The heroes of Atlas Shrugged are condemned for their selfishness, while the villains tout their selflessness and the moral duty to sacrifice. But readers come to see that the interests of the rational characters don’t consist of robbery, exploitation, crass materialism or cold-heartedness. Rather, the heroes’ interests consist in highly admirable values and virtues: unflinching honesty, independent judgment, personal achievement. In their dealings with others, they seek to gain by trade, with the result being a profound benevolence toward other such self-interested characters. Self-sacrifice, by contrast, is shown to lead to just the sort of cruelty, exploitation and injustice traditionally associated with “selfishness.”

Thus in Atlas a code of rational self-interest emerges as a Morality of Life and the conventional code of selflessness and self-sacrifice emerges as a Morality of Death.

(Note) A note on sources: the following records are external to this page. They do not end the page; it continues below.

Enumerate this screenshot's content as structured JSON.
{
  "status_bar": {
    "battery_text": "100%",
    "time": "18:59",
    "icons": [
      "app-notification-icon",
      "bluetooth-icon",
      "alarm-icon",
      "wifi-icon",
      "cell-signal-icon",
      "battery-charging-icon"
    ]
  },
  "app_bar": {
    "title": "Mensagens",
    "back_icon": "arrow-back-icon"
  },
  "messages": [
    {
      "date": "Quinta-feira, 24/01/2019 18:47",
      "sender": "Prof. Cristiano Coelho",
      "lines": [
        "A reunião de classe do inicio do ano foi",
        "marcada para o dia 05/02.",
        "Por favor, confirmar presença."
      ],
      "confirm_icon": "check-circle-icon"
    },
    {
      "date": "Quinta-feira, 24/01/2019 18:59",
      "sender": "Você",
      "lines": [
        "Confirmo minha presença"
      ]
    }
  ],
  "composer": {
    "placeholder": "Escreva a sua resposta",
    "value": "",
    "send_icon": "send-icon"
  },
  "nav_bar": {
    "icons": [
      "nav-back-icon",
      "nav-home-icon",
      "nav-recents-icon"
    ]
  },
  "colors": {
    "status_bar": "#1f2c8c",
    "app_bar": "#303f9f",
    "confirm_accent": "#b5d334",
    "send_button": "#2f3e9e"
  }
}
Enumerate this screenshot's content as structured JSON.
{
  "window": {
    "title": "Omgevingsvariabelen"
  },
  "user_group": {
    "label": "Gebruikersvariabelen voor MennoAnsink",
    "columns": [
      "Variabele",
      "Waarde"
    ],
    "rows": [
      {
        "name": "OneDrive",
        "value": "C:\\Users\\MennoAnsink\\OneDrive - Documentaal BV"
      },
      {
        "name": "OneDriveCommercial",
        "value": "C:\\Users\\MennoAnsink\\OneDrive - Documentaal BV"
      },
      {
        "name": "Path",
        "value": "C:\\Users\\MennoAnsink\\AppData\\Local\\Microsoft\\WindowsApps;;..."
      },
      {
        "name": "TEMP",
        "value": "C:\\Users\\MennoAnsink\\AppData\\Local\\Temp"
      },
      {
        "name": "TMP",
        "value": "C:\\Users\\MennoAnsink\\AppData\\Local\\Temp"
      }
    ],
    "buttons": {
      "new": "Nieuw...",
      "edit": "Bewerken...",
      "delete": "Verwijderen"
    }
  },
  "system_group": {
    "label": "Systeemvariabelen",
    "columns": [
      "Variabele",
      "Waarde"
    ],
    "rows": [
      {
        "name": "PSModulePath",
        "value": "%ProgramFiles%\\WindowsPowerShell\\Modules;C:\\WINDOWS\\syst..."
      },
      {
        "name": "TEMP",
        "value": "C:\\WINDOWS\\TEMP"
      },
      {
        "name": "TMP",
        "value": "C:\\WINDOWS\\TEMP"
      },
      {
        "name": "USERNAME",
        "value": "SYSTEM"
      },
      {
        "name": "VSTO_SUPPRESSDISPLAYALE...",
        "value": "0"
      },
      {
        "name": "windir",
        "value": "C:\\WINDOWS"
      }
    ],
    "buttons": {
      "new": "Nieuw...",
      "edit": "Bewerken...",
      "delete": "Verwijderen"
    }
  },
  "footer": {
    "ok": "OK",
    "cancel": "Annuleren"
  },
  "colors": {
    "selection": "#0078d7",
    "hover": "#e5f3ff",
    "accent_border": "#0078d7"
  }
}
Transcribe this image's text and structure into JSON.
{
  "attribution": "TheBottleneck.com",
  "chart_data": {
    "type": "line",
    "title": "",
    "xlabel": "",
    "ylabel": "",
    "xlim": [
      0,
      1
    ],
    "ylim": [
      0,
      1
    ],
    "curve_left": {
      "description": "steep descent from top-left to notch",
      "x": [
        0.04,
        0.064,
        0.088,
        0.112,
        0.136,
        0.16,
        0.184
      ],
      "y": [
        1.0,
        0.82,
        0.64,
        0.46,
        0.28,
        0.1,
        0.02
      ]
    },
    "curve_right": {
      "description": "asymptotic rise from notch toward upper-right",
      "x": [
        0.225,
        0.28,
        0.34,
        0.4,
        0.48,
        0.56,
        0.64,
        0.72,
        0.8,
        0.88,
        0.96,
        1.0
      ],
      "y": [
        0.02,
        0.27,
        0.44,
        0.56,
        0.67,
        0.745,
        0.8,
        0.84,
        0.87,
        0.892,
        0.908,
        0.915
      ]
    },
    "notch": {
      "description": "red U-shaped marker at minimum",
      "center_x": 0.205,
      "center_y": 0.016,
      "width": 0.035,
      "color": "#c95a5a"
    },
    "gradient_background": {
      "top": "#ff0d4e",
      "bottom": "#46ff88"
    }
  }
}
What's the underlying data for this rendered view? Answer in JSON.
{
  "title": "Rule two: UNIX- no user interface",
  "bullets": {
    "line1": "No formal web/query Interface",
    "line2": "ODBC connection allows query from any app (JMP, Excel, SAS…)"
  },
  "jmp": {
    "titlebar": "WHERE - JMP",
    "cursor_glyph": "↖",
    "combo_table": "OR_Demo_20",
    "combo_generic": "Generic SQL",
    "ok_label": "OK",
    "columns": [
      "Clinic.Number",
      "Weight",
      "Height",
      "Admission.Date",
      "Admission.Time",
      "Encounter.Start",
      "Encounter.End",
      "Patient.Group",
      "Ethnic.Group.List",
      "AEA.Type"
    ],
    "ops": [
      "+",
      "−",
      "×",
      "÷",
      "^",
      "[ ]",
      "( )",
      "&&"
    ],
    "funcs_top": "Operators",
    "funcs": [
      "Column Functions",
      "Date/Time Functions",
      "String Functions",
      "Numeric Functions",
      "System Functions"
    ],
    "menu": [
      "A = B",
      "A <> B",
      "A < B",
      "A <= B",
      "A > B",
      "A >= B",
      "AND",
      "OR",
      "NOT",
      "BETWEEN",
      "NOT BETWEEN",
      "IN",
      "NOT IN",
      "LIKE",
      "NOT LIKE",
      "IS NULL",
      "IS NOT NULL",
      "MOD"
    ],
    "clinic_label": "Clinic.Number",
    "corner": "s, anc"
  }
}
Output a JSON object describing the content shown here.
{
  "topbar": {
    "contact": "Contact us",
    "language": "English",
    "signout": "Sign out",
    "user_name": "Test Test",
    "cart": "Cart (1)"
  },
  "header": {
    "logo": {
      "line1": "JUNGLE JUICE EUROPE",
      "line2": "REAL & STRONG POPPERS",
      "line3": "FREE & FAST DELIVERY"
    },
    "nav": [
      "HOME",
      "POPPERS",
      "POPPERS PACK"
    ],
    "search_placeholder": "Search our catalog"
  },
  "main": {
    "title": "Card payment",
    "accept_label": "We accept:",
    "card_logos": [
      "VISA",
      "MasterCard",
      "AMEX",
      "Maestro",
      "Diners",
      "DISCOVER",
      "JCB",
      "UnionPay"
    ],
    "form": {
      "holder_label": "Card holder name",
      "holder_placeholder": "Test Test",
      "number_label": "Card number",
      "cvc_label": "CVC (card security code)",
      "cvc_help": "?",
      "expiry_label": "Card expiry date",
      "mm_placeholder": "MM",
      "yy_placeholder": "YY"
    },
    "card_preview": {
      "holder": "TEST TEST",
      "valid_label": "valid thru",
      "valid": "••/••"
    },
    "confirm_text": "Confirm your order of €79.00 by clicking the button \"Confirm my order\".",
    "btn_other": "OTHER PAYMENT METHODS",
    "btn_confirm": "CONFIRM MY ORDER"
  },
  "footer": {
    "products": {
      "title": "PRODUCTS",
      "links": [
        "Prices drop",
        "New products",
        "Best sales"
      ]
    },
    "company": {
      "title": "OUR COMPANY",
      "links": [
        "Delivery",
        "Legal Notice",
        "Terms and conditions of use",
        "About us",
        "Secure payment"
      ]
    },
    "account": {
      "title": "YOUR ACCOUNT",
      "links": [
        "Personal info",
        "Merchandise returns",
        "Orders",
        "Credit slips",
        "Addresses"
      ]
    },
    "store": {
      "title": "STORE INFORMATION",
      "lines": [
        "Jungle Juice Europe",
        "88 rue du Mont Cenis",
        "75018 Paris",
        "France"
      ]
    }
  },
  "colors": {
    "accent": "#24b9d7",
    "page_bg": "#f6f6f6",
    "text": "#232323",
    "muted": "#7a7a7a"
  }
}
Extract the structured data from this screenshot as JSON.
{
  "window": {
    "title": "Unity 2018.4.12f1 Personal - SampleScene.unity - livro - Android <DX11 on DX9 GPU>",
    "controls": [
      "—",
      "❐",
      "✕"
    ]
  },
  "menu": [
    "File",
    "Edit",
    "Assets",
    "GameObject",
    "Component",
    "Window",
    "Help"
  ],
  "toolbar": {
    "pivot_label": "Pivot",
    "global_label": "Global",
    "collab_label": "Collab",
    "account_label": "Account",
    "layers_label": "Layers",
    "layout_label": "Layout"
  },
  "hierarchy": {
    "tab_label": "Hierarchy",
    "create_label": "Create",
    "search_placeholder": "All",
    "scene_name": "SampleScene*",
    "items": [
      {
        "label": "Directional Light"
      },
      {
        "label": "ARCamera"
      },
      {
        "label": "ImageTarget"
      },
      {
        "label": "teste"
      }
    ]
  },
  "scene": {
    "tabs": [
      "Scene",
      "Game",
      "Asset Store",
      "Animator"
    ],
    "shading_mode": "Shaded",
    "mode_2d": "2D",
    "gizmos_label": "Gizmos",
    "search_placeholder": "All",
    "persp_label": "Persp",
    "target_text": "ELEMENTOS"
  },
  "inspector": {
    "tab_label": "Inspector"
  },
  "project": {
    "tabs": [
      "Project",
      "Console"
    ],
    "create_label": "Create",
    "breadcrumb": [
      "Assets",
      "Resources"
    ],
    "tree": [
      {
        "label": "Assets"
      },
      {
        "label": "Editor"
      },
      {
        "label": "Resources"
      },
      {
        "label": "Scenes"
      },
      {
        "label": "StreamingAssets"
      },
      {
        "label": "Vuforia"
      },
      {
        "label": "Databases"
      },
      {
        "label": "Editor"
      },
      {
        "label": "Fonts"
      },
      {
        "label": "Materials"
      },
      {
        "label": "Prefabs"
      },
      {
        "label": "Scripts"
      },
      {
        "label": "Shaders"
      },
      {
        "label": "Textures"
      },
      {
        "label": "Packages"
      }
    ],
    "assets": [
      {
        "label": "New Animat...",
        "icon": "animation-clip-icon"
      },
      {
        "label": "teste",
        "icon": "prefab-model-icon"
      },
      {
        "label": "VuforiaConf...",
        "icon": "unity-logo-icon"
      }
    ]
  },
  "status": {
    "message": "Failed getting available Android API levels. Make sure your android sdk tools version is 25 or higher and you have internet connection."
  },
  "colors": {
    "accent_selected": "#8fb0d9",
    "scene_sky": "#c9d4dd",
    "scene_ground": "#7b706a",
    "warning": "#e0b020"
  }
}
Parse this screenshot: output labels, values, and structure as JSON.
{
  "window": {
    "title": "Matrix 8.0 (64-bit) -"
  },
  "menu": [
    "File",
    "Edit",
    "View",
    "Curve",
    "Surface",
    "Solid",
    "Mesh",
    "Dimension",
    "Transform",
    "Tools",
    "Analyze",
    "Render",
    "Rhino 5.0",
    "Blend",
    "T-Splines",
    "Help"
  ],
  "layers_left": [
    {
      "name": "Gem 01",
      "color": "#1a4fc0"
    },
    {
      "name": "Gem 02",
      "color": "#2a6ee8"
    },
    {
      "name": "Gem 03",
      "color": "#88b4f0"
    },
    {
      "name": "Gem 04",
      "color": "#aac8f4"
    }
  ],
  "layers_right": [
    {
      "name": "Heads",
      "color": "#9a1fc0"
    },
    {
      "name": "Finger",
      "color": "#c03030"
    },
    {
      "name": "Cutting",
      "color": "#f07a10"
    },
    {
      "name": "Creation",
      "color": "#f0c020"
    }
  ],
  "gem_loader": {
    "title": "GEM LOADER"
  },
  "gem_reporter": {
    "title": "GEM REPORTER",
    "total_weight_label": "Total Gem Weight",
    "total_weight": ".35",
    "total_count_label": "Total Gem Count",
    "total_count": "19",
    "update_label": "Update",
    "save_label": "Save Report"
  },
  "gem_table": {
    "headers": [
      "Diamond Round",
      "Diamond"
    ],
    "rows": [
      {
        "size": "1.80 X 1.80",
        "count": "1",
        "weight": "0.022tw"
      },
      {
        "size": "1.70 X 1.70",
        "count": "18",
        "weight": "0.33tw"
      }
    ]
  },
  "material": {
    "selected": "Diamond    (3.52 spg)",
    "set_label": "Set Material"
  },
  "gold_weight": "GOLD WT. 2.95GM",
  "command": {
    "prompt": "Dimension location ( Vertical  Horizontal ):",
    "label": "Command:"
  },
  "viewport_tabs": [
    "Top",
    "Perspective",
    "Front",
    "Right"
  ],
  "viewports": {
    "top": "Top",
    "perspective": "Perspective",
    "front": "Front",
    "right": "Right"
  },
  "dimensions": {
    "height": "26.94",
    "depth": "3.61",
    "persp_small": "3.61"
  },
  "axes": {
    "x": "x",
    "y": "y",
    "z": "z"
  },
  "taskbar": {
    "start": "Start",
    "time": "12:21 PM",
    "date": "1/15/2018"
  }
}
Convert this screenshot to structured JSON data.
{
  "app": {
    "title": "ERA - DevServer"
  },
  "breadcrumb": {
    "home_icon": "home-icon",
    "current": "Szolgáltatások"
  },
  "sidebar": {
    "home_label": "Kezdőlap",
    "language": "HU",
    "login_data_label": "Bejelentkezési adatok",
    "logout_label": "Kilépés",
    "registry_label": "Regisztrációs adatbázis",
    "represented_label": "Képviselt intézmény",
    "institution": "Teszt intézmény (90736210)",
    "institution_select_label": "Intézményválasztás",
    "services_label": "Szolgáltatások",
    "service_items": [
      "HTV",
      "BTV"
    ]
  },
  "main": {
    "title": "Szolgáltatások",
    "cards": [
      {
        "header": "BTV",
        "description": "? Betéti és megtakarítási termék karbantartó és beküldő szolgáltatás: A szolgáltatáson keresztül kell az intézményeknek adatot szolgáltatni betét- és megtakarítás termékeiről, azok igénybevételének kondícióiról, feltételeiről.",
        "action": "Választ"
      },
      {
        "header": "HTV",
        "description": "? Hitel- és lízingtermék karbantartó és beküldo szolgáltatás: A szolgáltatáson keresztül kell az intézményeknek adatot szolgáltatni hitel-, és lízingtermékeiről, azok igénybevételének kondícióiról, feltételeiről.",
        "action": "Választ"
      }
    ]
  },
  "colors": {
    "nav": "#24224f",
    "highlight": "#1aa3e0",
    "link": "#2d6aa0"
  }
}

Atlas Shrugged is a favorite book among businessmen, and for good reason. Many of the heroic characters are businessmen who deeply love and excel at their work. Dagny and Hank in particular are shown as devoted to their careers — a devotion that requires a solemn commitment to virtue: to thought, integrity, courage, responsibility, tenacity.

Importantly, many of the novel’s villains are businessmen as well. The basic difference is that they betray the actual nature of business: for them business is not a realm in which to use their minds to create values. Instead, it is a means to appropriate values produced by others. James Taggart, for instance, lives off his sister’s accomplishments and Orren Boyle gets rich from handouts and government favors.

For the first time in history, in the pages of Atlas, those who pursue business rationally receive profound moral recognition, while those who enter the realm to expropriate values receive condemnation.

Reason and freedom are corollaries, Ayn Rand holds, as are faith and force. Atlas Shrugged showcases both relationships.

The heroes are unwavering thinkers. Whether it is a destructive business scheme proclaimed as moral, the potential collapse of the economy, or a personal life filled with pain, the heroes seek to face the facts and understand. To them, reason is an absolute. Politically, therefore, what they require and demand is freedom. Freedom to think, to venture into the new and unknown, to earn, to trade, to succeed and fail and pursue their own individual happiness.

The villains, by contrast, reject the absolutism of reason. They want a world ruled by their feelings, in which wishing makes it so. James Taggart, for instance, wants to be the head of a railroad without the need of effort. No amount of thinking can bring such a world about — he must attempt to bring it about by force. As Rand puts it elsewhere, “Anyone who resorts to the formula: ‘It’s so, because I say so,’ will have to reach for a gun, sooner or later.”

Traditionally, love is regarded as spiritual and selfless. Sex, on the other hand, is regarded as low and animalistic, with some claiming we should therefore renounce it in the name of higher values, and others saying there are no higher values and so we should indulge in it indiscriminately.

Atlas Shrugged challenges this entire perspective. Love is shown as an inherently selfish emotion. “Love is the expression of one’s values,” says one of the novel’s heroes, “the greatest reward you can earn for the moral qualities you have achieved in your character and person, the emotional price paid by one man for the joy he receives from the virtues of another.”

To love is to value, and the proper expression of romantic valuing is sex. Sex is not an animalistic desire, but a union of the spiritual and material, mind and body. For the novel’s heroes, it is a celebration of one’s partner, oneself, and all of existence.